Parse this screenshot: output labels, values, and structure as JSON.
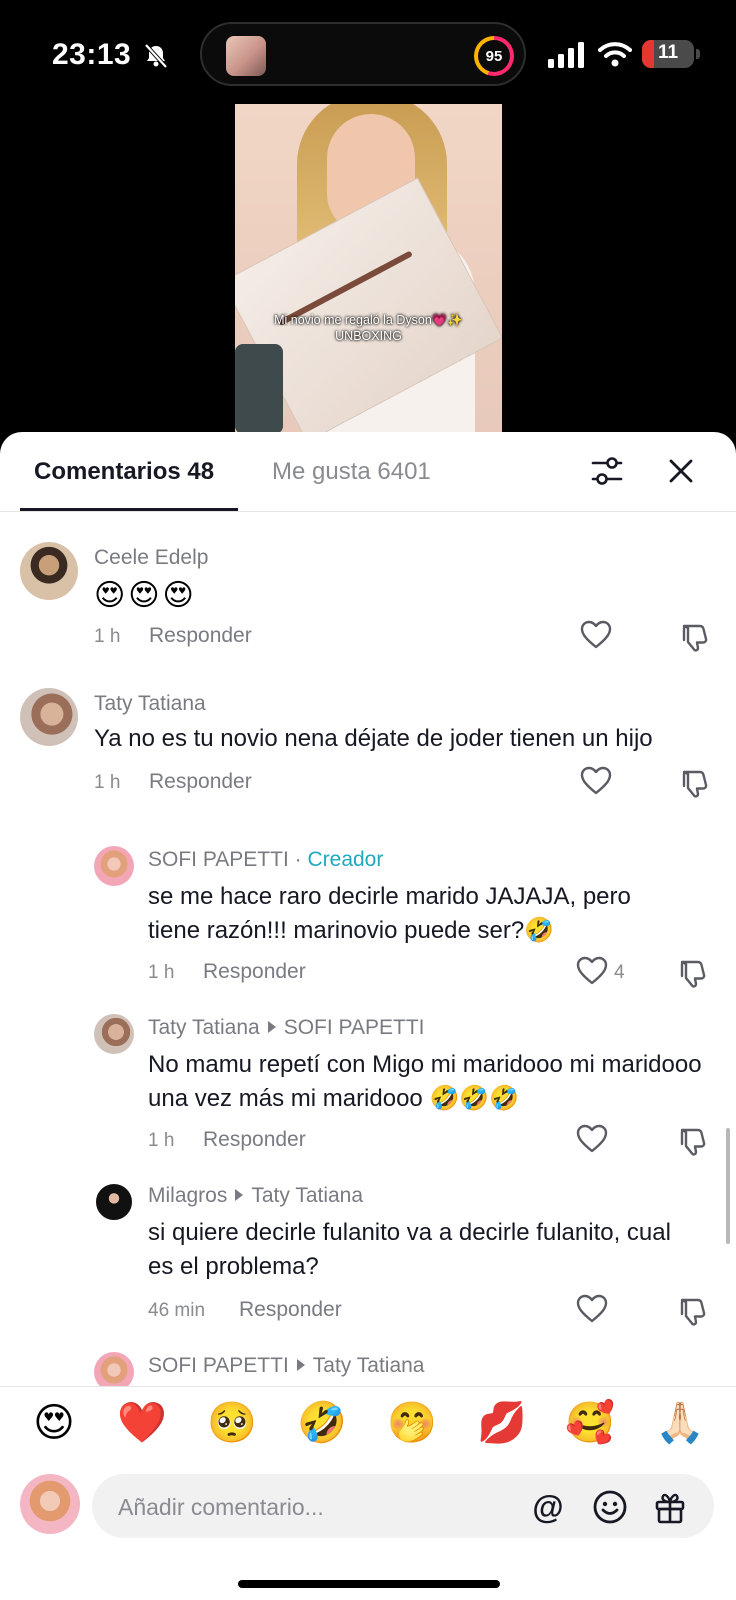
{
  "status_bar": {
    "time": "23:13",
    "activity_ring": "95",
    "battery": "11",
    "battery_level": 0.11
  },
  "video": {
    "caption_line1": "Mi novio me regaló la Dyson💗✨",
    "caption_line2": "UNBOXING"
  },
  "tabs": {
    "comments": "Comentarios 48",
    "likes": "Me gusta 6401"
  },
  "comments": [
    {
      "name": "Ceele Edelp",
      "text": "😍😍😍",
      "time": "1 h",
      "reply": "Responder",
      "likes": ""
    },
    {
      "name": "Taty Tatiana",
      "text": "Ya no es tu novio nena déjate de joder tienen un hijo",
      "time": "1 h",
      "reply": "Responder",
      "likes": ""
    },
    {
      "name": "SOFI PAPETTI",
      "badge": "Creador",
      "text": "se me hace raro decirle marido JAJAJA, pero tiene razón!!! marinovio puede ser?🤣",
      "time": "1 h",
      "reply": "Responder",
      "likes": "4"
    },
    {
      "name": "Taty Tatiana",
      "reply_to": "SOFI PAPETTI",
      "text": "No mamu repetí con Migo mi maridooo mi maridooo una vez más mi maridooo 🤣🤣🤣",
      "time": "1 h",
      "reply": "Responder",
      "likes": ""
    },
    {
      "name": "Milagros",
      "reply_to": "Taty Tatiana",
      "text": "si quiere decirle fulanito va a decirle fulanito, cual es el problema?",
      "time": "46 min",
      "reply": "Responder",
      "likes": ""
    },
    {
      "name": "SOFI PAPETTI",
      "reply_to": "Taty Tatiana"
    }
  ],
  "separator": "·",
  "emoji_bar": [
    "😍",
    "❤️",
    "🥺",
    "🤣",
    "🤭",
    "💋",
    "🥰",
    "🙏🏻"
  ],
  "composer": {
    "placeholder": "Añadir comentario...",
    "at": "@"
  },
  "colors": {
    "creator_badge": "#20a8c0",
    "battery_low": "#e3372f",
    "text_primary": "#161823",
    "text_secondary": "#7a7b82"
  },
  "icons": [
    "bell-slash-icon",
    "signal-icon",
    "wifi-icon",
    "battery-icon",
    "filter-icon",
    "close-icon",
    "heart-icon",
    "dislike-icon",
    "at-icon",
    "smile-icon",
    "gift-icon"
  ]
}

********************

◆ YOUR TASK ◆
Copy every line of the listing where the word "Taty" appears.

◆ ANSWER AREA ◆
      "name": "Taty Tatiana",
      "name": "Taty Tatiana",
      "reply_to": "Taty Tatiana",
      "reply_to": "Taty Tatiana"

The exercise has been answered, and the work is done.